Now Bloomberg Businessweek has an interesting take on how a few Iranians are looking at using the anonymous electronic payment system Bitcoin to poke holes in the curtain of sanctions that separates the Iranian economy from most of the world.

Iranian-American bitcoin consultant Farzhad Hashemi recently traveled to Tehran and talked up bitcoin to his friends. “They are instantly fascinated by it,” he says. “It’s a flash for them when they realize how it can solve their problems.” Iranians working or living abroad can send bitcoins to their families, who can use one of the online currency matchmaking services to find someone willing to exchange bitcoins for euros, rials, or dollars. Bitcoins are useful to Iranians wishing to move their money abroad, either to children studying in Europe or America or simply to stash cash in a safe place.

Very useful—if you can use it. But that’s easier said than done for Iranians.

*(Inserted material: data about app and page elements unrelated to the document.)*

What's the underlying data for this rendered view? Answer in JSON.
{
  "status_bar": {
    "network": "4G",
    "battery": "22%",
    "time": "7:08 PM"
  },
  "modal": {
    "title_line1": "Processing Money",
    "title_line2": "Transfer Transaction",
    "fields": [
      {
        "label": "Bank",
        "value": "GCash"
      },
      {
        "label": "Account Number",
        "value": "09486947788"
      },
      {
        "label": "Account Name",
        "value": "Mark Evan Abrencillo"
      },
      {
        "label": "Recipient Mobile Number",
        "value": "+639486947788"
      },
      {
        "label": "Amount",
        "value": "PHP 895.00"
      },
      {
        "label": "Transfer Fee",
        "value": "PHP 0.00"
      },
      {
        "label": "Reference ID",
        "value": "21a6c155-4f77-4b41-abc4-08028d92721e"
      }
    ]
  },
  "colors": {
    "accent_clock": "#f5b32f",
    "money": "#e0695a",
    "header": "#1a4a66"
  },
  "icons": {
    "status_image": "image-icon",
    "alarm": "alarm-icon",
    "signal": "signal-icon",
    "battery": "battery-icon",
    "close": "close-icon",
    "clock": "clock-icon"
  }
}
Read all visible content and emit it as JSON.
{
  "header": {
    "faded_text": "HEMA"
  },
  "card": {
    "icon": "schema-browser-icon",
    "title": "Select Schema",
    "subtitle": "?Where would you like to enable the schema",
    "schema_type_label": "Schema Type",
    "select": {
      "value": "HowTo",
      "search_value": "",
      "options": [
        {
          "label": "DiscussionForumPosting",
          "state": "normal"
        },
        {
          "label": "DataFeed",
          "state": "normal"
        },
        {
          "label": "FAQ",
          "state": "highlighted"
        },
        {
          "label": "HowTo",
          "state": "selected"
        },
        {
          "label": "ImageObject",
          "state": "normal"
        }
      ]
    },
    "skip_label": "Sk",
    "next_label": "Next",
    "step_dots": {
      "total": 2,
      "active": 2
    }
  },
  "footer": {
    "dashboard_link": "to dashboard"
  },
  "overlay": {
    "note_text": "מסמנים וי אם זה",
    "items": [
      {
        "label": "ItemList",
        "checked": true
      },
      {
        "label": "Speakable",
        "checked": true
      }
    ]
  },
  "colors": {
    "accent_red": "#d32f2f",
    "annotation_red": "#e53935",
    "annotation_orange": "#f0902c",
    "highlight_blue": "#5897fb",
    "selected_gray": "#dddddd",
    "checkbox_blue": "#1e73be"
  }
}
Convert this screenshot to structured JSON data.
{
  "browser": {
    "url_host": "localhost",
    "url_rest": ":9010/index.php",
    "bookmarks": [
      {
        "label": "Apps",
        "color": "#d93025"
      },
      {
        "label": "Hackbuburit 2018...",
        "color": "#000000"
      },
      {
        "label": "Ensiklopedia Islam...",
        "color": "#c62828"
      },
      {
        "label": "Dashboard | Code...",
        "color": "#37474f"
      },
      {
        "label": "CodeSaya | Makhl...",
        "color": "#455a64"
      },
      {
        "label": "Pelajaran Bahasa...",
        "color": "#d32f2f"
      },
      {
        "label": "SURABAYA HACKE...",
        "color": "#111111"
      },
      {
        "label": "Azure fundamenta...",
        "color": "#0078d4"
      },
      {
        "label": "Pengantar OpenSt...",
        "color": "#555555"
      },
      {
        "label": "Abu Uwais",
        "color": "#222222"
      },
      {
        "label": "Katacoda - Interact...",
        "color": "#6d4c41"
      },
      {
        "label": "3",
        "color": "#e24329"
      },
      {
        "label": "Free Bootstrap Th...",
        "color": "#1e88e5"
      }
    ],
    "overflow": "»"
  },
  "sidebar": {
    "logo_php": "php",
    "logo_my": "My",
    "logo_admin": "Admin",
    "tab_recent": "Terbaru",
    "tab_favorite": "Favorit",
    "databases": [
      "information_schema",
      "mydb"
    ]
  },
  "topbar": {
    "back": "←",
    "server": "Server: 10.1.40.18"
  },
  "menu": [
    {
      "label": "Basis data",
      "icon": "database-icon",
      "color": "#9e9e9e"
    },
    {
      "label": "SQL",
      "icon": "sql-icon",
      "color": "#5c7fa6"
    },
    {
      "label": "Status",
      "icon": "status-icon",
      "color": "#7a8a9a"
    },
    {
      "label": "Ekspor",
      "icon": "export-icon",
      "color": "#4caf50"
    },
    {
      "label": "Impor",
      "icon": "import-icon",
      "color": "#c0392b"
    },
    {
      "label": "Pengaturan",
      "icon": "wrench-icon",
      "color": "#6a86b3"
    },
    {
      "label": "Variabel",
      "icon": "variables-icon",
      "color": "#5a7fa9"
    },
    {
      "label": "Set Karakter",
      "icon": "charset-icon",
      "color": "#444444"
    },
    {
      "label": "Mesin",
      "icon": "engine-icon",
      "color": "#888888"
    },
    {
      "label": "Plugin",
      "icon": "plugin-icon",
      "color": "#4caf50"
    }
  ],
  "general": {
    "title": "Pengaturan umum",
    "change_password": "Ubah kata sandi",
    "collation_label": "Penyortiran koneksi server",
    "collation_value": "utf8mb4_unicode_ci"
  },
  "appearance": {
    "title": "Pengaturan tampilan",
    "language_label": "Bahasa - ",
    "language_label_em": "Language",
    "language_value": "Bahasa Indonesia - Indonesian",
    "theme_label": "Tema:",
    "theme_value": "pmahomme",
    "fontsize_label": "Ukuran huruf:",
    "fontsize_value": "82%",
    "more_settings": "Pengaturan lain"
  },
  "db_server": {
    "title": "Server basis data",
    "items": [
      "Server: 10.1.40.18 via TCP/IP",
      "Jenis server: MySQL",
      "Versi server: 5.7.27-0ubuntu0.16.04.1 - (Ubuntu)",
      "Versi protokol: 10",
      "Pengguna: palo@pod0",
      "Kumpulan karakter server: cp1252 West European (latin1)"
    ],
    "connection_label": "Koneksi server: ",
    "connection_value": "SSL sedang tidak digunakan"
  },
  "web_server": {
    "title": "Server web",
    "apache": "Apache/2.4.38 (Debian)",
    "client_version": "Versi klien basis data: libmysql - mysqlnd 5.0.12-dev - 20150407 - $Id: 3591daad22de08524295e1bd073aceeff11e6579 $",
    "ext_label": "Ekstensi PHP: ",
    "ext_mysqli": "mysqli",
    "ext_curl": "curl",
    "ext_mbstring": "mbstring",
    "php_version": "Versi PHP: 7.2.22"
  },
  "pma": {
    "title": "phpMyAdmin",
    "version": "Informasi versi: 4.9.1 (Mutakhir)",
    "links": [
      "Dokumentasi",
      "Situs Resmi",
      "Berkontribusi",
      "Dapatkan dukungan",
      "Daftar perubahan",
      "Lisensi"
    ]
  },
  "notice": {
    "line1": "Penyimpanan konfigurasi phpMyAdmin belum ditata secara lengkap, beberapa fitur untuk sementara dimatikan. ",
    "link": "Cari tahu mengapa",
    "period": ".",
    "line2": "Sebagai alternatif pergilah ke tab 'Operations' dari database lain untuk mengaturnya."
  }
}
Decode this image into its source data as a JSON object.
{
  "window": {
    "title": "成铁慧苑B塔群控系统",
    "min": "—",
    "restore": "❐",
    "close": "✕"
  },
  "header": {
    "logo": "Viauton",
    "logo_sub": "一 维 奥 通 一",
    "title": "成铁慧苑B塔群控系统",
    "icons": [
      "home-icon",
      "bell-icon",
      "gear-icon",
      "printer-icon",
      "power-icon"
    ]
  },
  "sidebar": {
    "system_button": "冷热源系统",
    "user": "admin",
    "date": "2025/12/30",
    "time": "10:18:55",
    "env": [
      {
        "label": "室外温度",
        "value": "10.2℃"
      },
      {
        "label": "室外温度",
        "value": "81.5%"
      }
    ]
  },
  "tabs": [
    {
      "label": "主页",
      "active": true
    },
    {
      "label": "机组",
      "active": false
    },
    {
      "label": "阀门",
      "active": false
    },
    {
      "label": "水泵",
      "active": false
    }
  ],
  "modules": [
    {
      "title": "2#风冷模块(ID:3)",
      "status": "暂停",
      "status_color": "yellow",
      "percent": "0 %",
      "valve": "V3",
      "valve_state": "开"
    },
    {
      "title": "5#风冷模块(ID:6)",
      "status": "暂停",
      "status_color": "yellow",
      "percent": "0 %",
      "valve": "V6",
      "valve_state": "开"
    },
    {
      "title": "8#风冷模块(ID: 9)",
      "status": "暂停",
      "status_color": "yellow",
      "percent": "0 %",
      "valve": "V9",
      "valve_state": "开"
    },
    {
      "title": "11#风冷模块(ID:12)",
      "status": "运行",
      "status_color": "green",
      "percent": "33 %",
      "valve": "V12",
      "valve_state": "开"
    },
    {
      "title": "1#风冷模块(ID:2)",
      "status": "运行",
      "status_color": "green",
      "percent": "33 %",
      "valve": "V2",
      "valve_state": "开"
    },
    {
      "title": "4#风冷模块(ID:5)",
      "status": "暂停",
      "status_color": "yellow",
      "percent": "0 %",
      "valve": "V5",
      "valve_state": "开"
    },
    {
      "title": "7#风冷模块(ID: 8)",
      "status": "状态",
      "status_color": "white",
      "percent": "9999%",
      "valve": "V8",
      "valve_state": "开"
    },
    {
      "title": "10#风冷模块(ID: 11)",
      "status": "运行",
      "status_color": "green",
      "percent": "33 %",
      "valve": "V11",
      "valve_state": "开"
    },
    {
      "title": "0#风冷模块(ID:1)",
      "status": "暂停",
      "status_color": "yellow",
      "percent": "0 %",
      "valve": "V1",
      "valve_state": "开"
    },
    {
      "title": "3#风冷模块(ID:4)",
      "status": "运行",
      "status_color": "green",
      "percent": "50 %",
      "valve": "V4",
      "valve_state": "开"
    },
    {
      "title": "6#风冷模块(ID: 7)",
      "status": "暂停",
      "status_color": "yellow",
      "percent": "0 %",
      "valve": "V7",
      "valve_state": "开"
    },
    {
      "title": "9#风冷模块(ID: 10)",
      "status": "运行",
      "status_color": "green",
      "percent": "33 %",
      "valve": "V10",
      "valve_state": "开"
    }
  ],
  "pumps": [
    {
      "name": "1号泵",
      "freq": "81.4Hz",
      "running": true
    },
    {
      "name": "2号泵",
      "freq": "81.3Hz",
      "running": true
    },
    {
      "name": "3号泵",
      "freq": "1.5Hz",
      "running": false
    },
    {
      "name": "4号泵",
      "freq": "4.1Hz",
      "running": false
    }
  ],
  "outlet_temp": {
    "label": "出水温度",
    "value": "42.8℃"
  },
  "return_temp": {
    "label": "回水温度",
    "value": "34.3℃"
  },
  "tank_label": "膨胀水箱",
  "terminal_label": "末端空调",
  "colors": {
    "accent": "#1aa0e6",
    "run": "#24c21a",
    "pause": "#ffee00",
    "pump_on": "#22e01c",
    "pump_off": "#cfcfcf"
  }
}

As this report from Forbes outlines, software downloaded from US sites is subject to US export controls, and software that uses the kind of encryption Bitcoin does is banned from export to countries covered by sanctions. There are ways to get around the blockage, but you have to be pretty technically savvy:

Other Bitcoin “experts” have alluded to alternative methods of downloading the Bitcoin client such as using non-U.S. independent mirrored sites, Virtual Private Network (VPN) for IP address masking, Tor if your country has an exit node, or BitTorrent file sharing.

And more in the same vein. The short version: for most Iranians, Bitcoin isn’t a way out.